Outside magazine, May 1996
The honeymoon for Yellowstone National Park's new gray wolf population appears to be over. In February alone, a string of incidents reminded federal officials just how tough predator reintroduction can be:
On February 5, officials were forced to destroy a wolf found feeding on domestic sheep 30 miles north of the park. It was the wolf's second attack on livestock, leaving administrators no choice but to euthanize the animal under the program's "two strikes and you're out" policy.
Six days later, a snowmobiler discovered a dead wolf 90 miles south of Yellowstone near Daniel, Wyoming. At press time, investigators with the U.S. Fish and Wildlife Service would confirm only that the animal had been killed illegally, although early indications suggest the wolf had been shot.

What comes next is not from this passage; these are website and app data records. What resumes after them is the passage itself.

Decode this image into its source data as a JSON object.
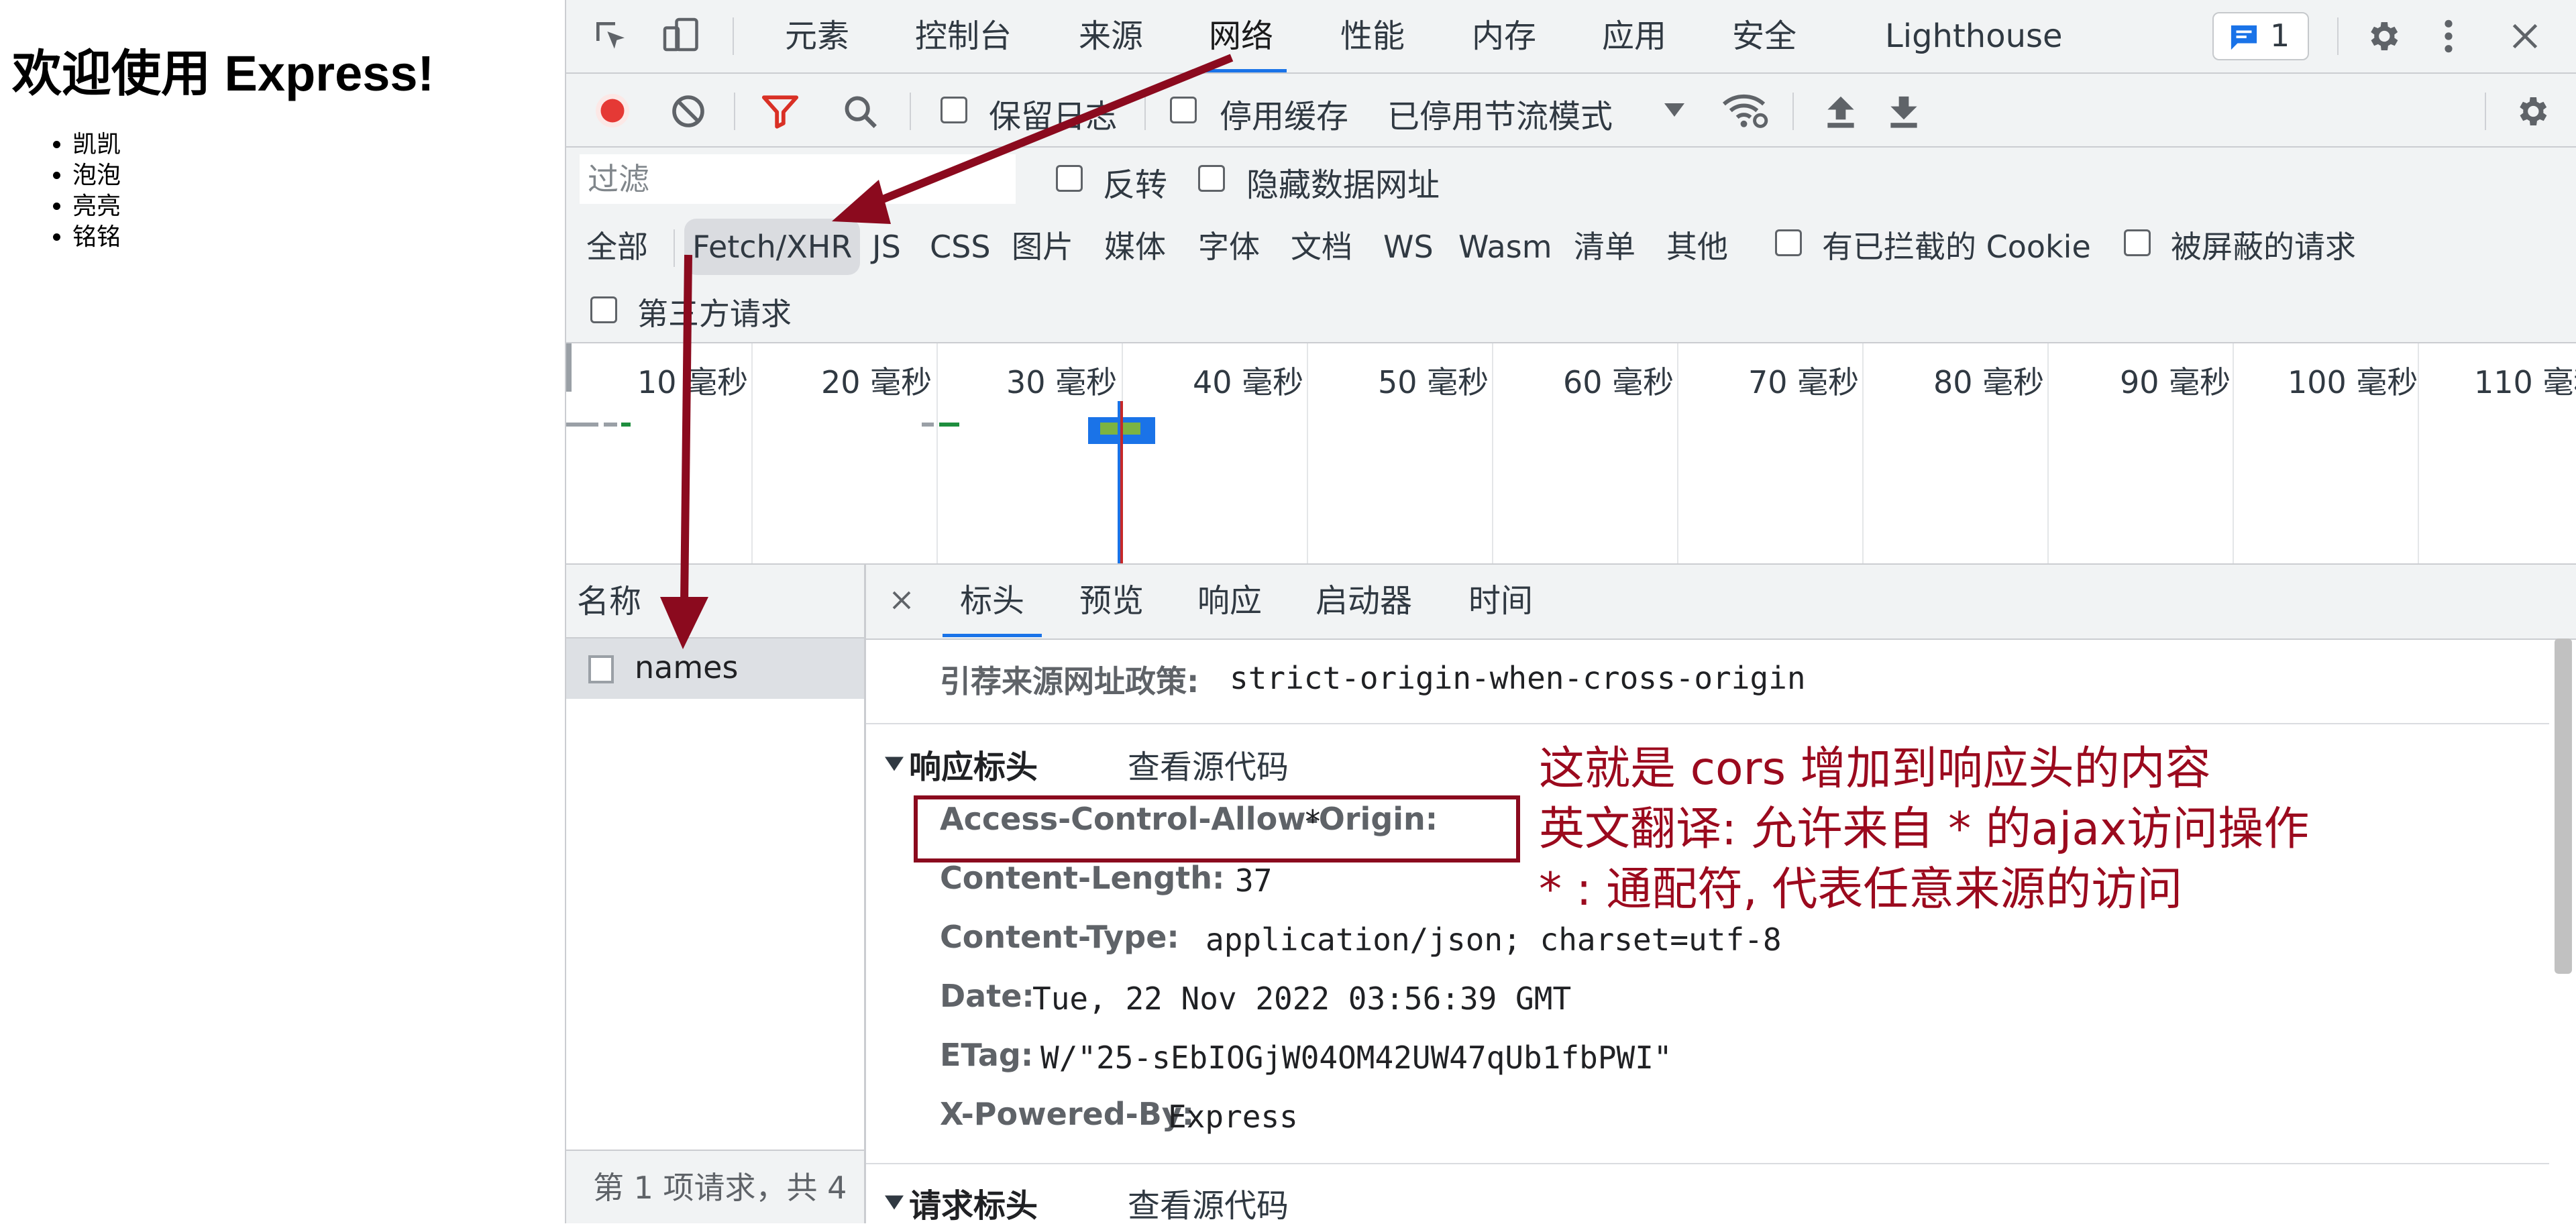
{
  "page": {
    "heading": "欢迎使用 Express!",
    "items": [
      "凯凯",
      "泡泡",
      "亮亮",
      "铭铭"
    ]
  },
  "devtools": {
    "panel_tabs": [
      "元素",
      "控制台",
      "来源",
      "网络",
      "性能",
      "内存",
      "应用",
      "安全",
      "Lighthouse"
    ],
    "active_panel": "网络",
    "issues_count": "1",
    "toolbar": {
      "preserve_log": "保留日志",
      "disable_cache": "停用缓存",
      "throttling": "已停用节流模式"
    },
    "filter": {
      "placeholder": "过滤",
      "invert": "反转",
      "hide_data_urls": "隐藏数据网址"
    },
    "types": [
      "全部",
      "Fetch/XHR",
      "JS",
      "CSS",
      "图片",
      "媒体",
      "字体",
      "文档",
      "WS",
      "Wasm",
      "清单",
      "其他"
    ],
    "active_type": "Fetch/XHR",
    "blocked_cookies": "有已拦截的 Cookie",
    "blocked_requests": "被屏蔽的请求",
    "third_party": "第三方请求",
    "timeline_ticks": [
      "10 毫秒",
      "20 毫秒",
      "30 毫秒",
      "40 毫秒",
      "50 毫秒",
      "60 毫秒",
      "70 毫秒",
      "80 毫秒",
      "90 毫秒",
      "100 毫秒",
      "110 毫秒"
    ],
    "names_header": "名称",
    "request_name": "names",
    "status": "第 1 项请求，共 4",
    "detail_tabs": [
      "标头",
      "预览",
      "响应",
      "启动器",
      "时间"
    ],
    "active_detail_tab": "标头",
    "referrer": {
      "key": "引荐来源网址政策:",
      "value": "strict-origin-when-cross-origin"
    },
    "response_headers_title": "响应标头",
    "view_source": "查看源代码",
    "response_headers": [
      {
        "key": "Access-Control-Allow-Origin:",
        "value": "*"
      },
      {
        "key": "Content-Length:",
        "value": "37"
      },
      {
        "key": "Content-Type:",
        "value": "application/json; charset=utf-8"
      },
      {
        "key": "Date:",
        "value": "Tue, 22 Nov 2022 03:56:39 GMT"
      },
      {
        "key": "ETag:",
        "value": "W/\"25-sEbIOGjW04OM42UW47qUb1fbPWI\""
      },
      {
        "key": "X-Powered-By:",
        "value": "Express"
      }
    ],
    "request_headers_title": "请求标头"
  },
  "annotations": [
    "这就是 cors 增加到响应头的内容",
    "英文翻译: 允许来自 * 的ajax访问操作",
    "* : 通配符, 代表任意来源的访问"
  ],
  "colors": {
    "annotation": "#9b0a1e",
    "accent": "#1a73e8",
    "record": "#e53935",
    "filter_icon": "#d93025"
  }
}
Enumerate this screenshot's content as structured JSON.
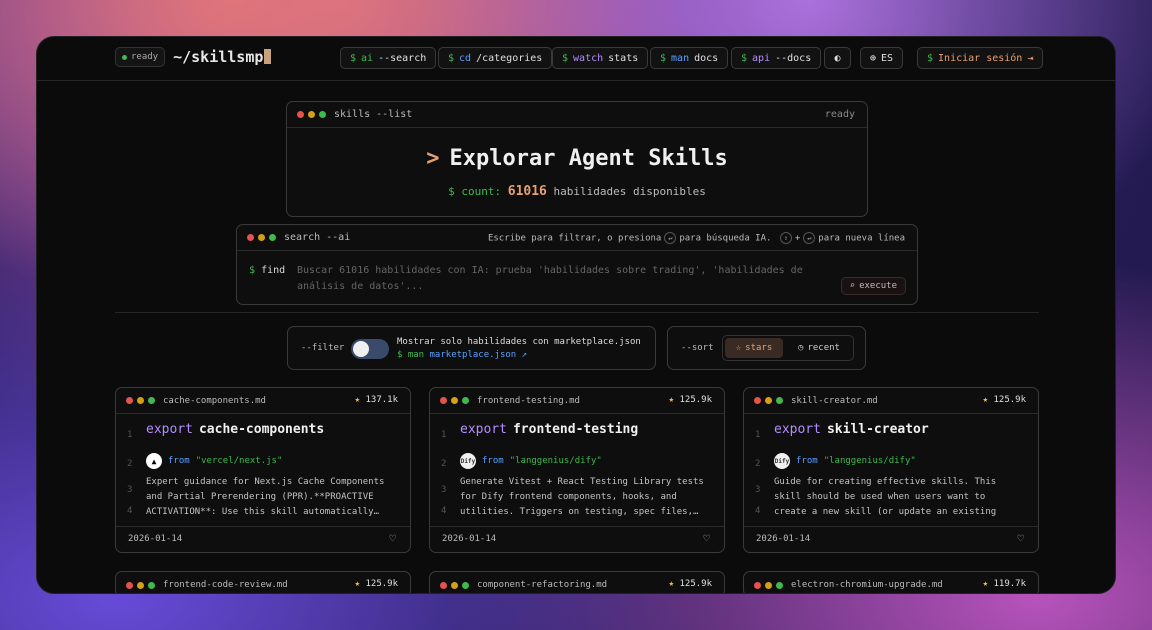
{
  "nav": {
    "ready": "ready",
    "brand": "~/skillsmp",
    "buttons": [
      {
        "prefix": "$",
        "cmd": "ai",
        "arg": "--search"
      },
      {
        "prefix": "$",
        "cmd": "cd",
        "arg": "/categories"
      },
      {
        "prefix": "$",
        "cmd": "watch",
        "arg": "stats"
      },
      {
        "prefix": "$",
        "cmd": "man",
        "arg": "docs"
      },
      {
        "prefix": "$",
        "cmd": "api",
        "arg": "--docs"
      }
    ],
    "lang": "ES",
    "login": {
      "prefix": "$",
      "label": "Iniciar sesión"
    }
  },
  "hero": {
    "head": "skills --list",
    "status": "ready",
    "prompt": ">",
    "title": "Explorar Agent Skills",
    "count_prefix": "$ count:",
    "count": "61016",
    "count_suffix": "habilidades disponibles"
  },
  "search": {
    "head": "search --ai",
    "hint_a": "Escribe para filtrar, o presiona",
    "hint_b": "para búsqueda IA.",
    "hint_c": "+",
    "hint_d": "para nueva línea",
    "prompt_dollar": "$",
    "prompt_cmd": "find",
    "placeholder": "Buscar 61016 habilidades con IA: prueba 'habilidades sobre trading', 'habilidades de análisis de datos'...",
    "execute": "execute"
  },
  "filter": {
    "label": "--filter",
    "text": "Mostrar solo habilidades con marketplace.json",
    "link_prefix": "$ man",
    "link": "marketplace.json"
  },
  "sort": {
    "label": "--sort",
    "stars": "stars",
    "recent": "recent"
  },
  "cards": [
    {
      "file": "cache-components.md",
      "stars": "137.1k",
      "kw": "export",
      "name": "cache-components",
      "from": "from",
      "repo": "\"vercel/next.js\"",
      "logo": "▲",
      "desc": "Expert guidance for Next.js Cache Components and Partial Prerendering (PPR).**PROACTIVE ACTIVATION**: Use this skill automatically…",
      "date": "2026-01-14"
    },
    {
      "file": "frontend-testing.md",
      "stars": "125.9k",
      "kw": "export",
      "name": "frontend-testing",
      "from": "from",
      "repo": "\"langgenius/dify\"",
      "logo": "Dify",
      "desc": "Generate Vitest + React Testing Library tests for Dify frontend components, hooks, and utilities. Triggers on testing, spec files,…",
      "date": "2026-01-14"
    },
    {
      "file": "skill-creator.md",
      "stars": "125.9k",
      "kw": "export",
      "name": "skill-creator",
      "from": "from",
      "repo": "\"langgenius/dify\"",
      "logo": "Dify",
      "desc": "Guide for creating effective skills. This skill should be used when users want to create a new skill (or update an existing skill) tha…",
      "date": "2026-01-14"
    }
  ],
  "cards_row2": [
    {
      "file": "frontend-code-review.md",
      "stars": "125.9k"
    },
    {
      "file": "component-refactoring.md",
      "stars": "125.9k"
    },
    {
      "file": "electron-chromium-upgrade.md",
      "stars": "119.7k"
    }
  ],
  "colors": {
    "accent": "#e8a070",
    "green": "#3fb950",
    "blue": "#5aa0ff",
    "purple": "#b58cff"
  }
}
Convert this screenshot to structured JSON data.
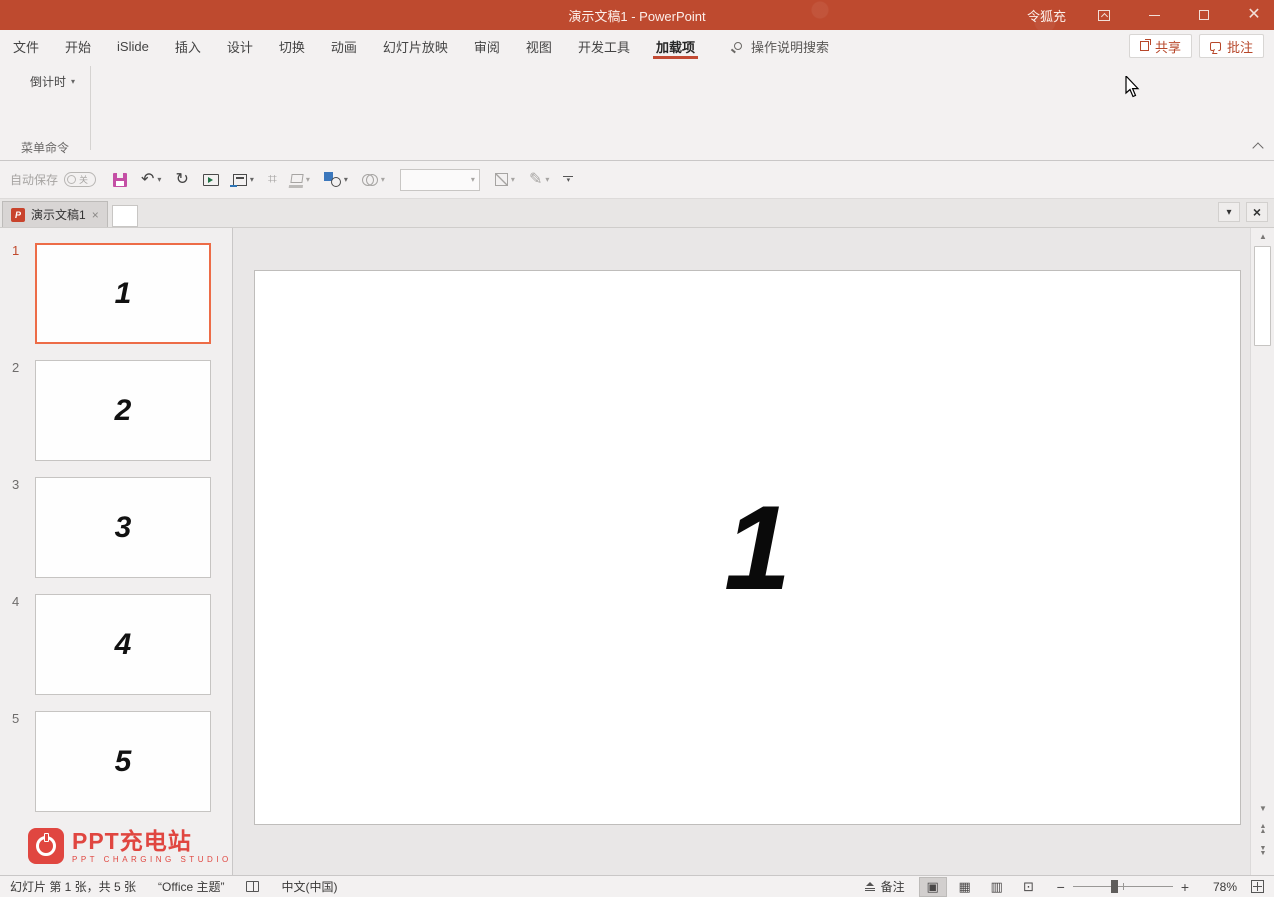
{
  "titlebar": {
    "title": "演示文稿1 - PowerPoint",
    "user": "令狐充"
  },
  "ribbon": {
    "tabs": [
      "文件",
      "开始",
      "iSlide",
      "插入",
      "设计",
      "切换",
      "动画",
      "幻灯片放映",
      "审阅",
      "视图",
      "开发工具",
      "加载项"
    ],
    "active_tab": "加载项",
    "search_label": "操作说明搜索",
    "share_label": "共享",
    "comment_label": "批注",
    "addin_button_label": "倒计时",
    "group_label": "菜单命令",
    "accent_color": "#C24A33"
  },
  "qat": {
    "autosave_label": "自动保存",
    "autosave_state": "关",
    "icons": {
      "undo": "↶",
      "redo": "↻",
      "crop": "⌗",
      "caret": "▾",
      "pen": "✎"
    }
  },
  "doctabs": {
    "active_title": "演示文稿1",
    "icon_letter": "P",
    "close_glyph": "×",
    "menu_caret": "▾"
  },
  "slides": [
    {
      "index": "1",
      "content": "1",
      "selected": true
    },
    {
      "index": "2",
      "content": "2",
      "selected": false
    },
    {
      "index": "3",
      "content": "3",
      "selected": false
    },
    {
      "index": "4",
      "content": "4",
      "selected": false
    },
    {
      "index": "5",
      "content": "5",
      "selected": false
    }
  ],
  "canvas": {
    "number": "1"
  },
  "logo": {
    "title": "PPT充电站",
    "subtitle": "PPT CHARGING STUDIO",
    "color": "#E04640"
  },
  "scrollbar": {
    "up": "▲",
    "down": "▼"
  },
  "statusbar": {
    "slide_info": "幻灯片 第 1 张，共 5 张",
    "theme": "“Office 主题”",
    "language": "中文(中国)",
    "notes_label": "备注",
    "view_icons": {
      "normal": "▣",
      "sorter": "▦",
      "reading": "▥",
      "slideshow": "⊡"
    },
    "zoom_minus": "−",
    "zoom_plus": "+",
    "zoom_value": "78%"
  },
  "colors": {
    "titlebar": "#BE4A2F",
    "selected_thumb_border": "#ED6C47",
    "ribbon_bg": "#F3F1F1",
    "save_icon": "#C44FA5"
  }
}
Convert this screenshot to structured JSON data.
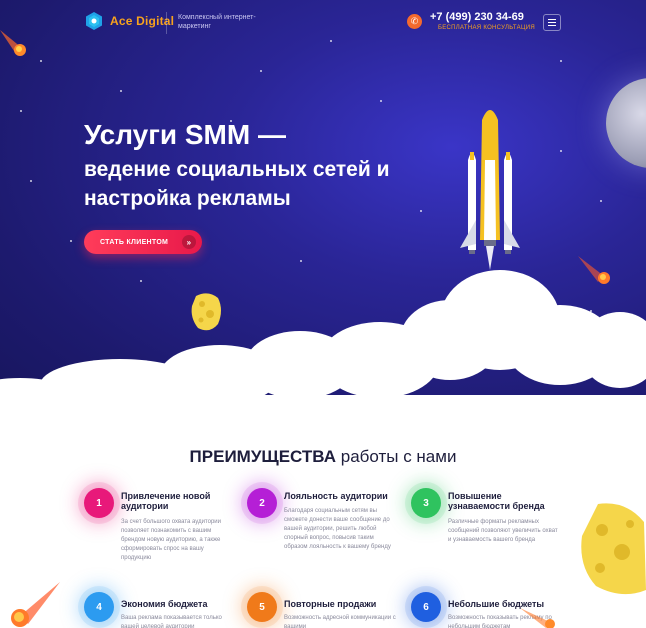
{
  "header": {
    "logo_text": "Ace Digital",
    "tagline": "Комплексный интернет-маркетинг",
    "phone": "+7 (499) 230 34-69",
    "consult": "БЕСПЛАТНАЯ КОНСУЛЬТАЦИЯ",
    "phone_icon": "phone-icon",
    "menu_icon": "hamburger-icon"
  },
  "hero": {
    "title": "Услуги SMM —",
    "subtitle": "ведение социальных сетей и настройка рекламы",
    "cta_label": "СТАТЬ КЛИЕНТОМ",
    "cta_arrow": "»"
  },
  "advantages": {
    "title_main": "ПРЕИМУЩЕСТВА",
    "title_rest": " работы с нами",
    "items": [
      {
        "num": "1",
        "title": "Привлечение новой аудитории",
        "text": "За счет большого охвата аудитории позволяет познакомить с вашим брендом новую аудиторию, а также сформировать спрос на вашу продукцию"
      },
      {
        "num": "2",
        "title": "Лояльность аудитории",
        "text": "Благодаря социальным сетям вы сможете донести ваше сообщение до вашей аудитории, решить любой спорный вопрос, повысив таким образом лояльность к вашему бренду"
      },
      {
        "num": "3",
        "title": "Повышение узнаваемости бренда",
        "text": "Различные форматы рекламных сообщений позволяют увеличить охват и узнаваемость вашего бренда"
      },
      {
        "num": "4",
        "title": "Экономия бюджета",
        "text": "Ваша реклама показывается только вашей целевой аудитории"
      },
      {
        "num": "5",
        "title": "Повторные продажи",
        "text": "Возможность адресной коммуникации с вашими"
      },
      {
        "num": "6",
        "title": "Небольшие бюджеты",
        "text": "Возможность показывать рекламу по небольшим бюджетам"
      }
    ]
  },
  "colors": {
    "hero_bg": "#2a2596",
    "accent_orange": "#f6a21e",
    "cta_red": "#ff3c5a",
    "heading": "#1e1e3c"
  }
}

On February 26, a federal judge sentenced 42-year-old Chad McKittrick to six months after recalling for courtroom spectators the grizzly events of April 24, 1995. On that day, McKittrick shot a gray near Red Lodge, Montana, decapitated and skinned the animal, tossed the carcass into the bushes, and hid the wolf's radio collar. Even a would-be sympathetic jury of mostly hunters didn't buy McKittrick's story about mistaking the wolf for a feral dog. "We all agreed," says juror Pat Cormier. "You must know your target before you pull the trigger."
"Sure, we're disappointed," says Yellowstone spokeswoman Marsha Karle about the wolves' recent run of bad luck. "But we're pretty happy with things overall. We introduced 14 wolves last year, 17 this year, and we've had nine pups. And so far, we've only lost four."